With an IGAP flap, an incision is made along the bottom crease of your buttocks and an oval section of skin, fat, and blood vessels is taken and moved up to your chest and formed into a breast shape. No muscle is moved. The tiny blood vessels that feed the tissue of your new breast are matched to blood vessels in your chest and carefully reattached under a microscope. Two new breasts could be created in this way; usually, IGAP is used for bilateral reconstruction for this reason.
The IGAP flap procedure lasts about 9 to 12 hours. Many plastic surgeons prefer to do each breast separately, which means two different operations spaced a few months apart. You may wish to search for an experienced team that could do the surgery in one operation, with two surgeons working on different sides of the body at the same time.
After IGAP flap reconstruction surgery: You'll be moved to the recovery room after surgery, where hospital staff members will monitor your heart rate, body temperature, and blood pressure. If you're in pain or feel nauseated from the anesthesia, tell someone so you can be given medication.
You'll then be admitted to a hospital room. You usually stay in the hospital for about 4 days.
It can take about 6 to 8 weeks to recover from IGAP flap reconstruction surgery. Your doctor may recommend that you wear a compression girdle for up to 8 weeks after surgery.

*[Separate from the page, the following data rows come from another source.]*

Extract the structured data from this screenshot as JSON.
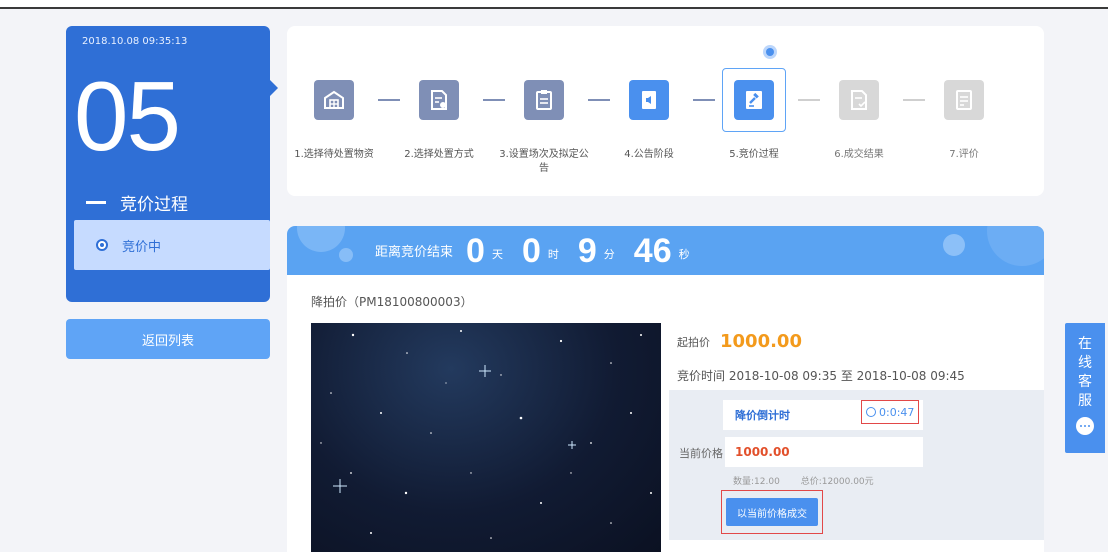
{
  "datetime": "2018.10.08 09:35:13",
  "stage_number": "05",
  "stage_title": "竞价过程",
  "stage_status": "竞价中",
  "back_button": "返回列表",
  "steps": [
    {
      "label": "1.选择待处置物资",
      "state": "done",
      "icon": "warehouse-icon"
    },
    {
      "label": "2.选择处置方式",
      "state": "done",
      "icon": "document-setting-icon"
    },
    {
      "label": "3.设置场次及拟定公告",
      "state": "done",
      "icon": "clipboard-icon"
    },
    {
      "label": "4.公告阶段",
      "state": "done",
      "icon": "announcement-icon"
    },
    {
      "label": "5.竞价过程",
      "state": "current",
      "icon": "gavel-icon"
    },
    {
      "label": "6.成交结果",
      "state": "pending",
      "icon": "document-check-icon"
    },
    {
      "label": "7.评价",
      "state": "pending",
      "icon": "evaluation-icon"
    }
  ],
  "countdown": {
    "lead": "距离竞价结束",
    "days": "0",
    "days_unit": "天",
    "hours": "0",
    "hours_unit": "时",
    "minutes": "9",
    "minutes_unit": "分",
    "seconds": "46",
    "seconds_unit": "秒"
  },
  "lot": {
    "id": "降拍价（PM18100800003）",
    "start_price_label": "起拍价",
    "start_price": "1000.00",
    "time_label": "竞价时间",
    "time_start": "2018-10-08 09:35",
    "time_sep": "至",
    "time_end": "2018-10-08 09:45",
    "drop_countdown_label": "降价倒计时",
    "drop_countdown_value": "0:0:47",
    "current_price_label": "当前价格",
    "current_price": "1000.00",
    "quantity": "数量:12.00",
    "total": "总价:12000.00元",
    "deal_button": "以当前价格成交"
  },
  "service": [
    "在",
    "线",
    "客",
    "服"
  ],
  "colors": {
    "primary": "#2f6fd6",
    "accent": "#4a90ee",
    "price_orange": "#f39a1c",
    "price_red": "#e2502b",
    "highlight_border": "#e24848"
  }
}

Keep in mind that you’ll have had surgery at two or four sites on your body (your chest and your lower buttocks), and if you had immediate reconstruction, you might feel worse than someone who had only a mastectomy. It will likely take you longer to recover. You'll also have to take care of multiple incisions: on your breast(s) and your lower buttocks, and you'll probably have drains in your reconstructed breast(s) and in your buttock donor site(s). You may need to have help taking care of the incision on your lower buttocks and it may be uncomfortable for you to sit down for a week or more after surgery. If you had axillary node dissection at the same time, you may have incisions and drains to take care of under your arms.
It's important to take the time you need to heal. Follow your doctor's advice on when to start walking, stretching exercises, and your normal activities. You usually have to avoid strenuous sports, sexual activity, and lifting anything heavy for about 6 weeks after IGAP flap reconstruction.
It sometimes takes as long as a year or more for your tissue to completely heal and for your scars to fade.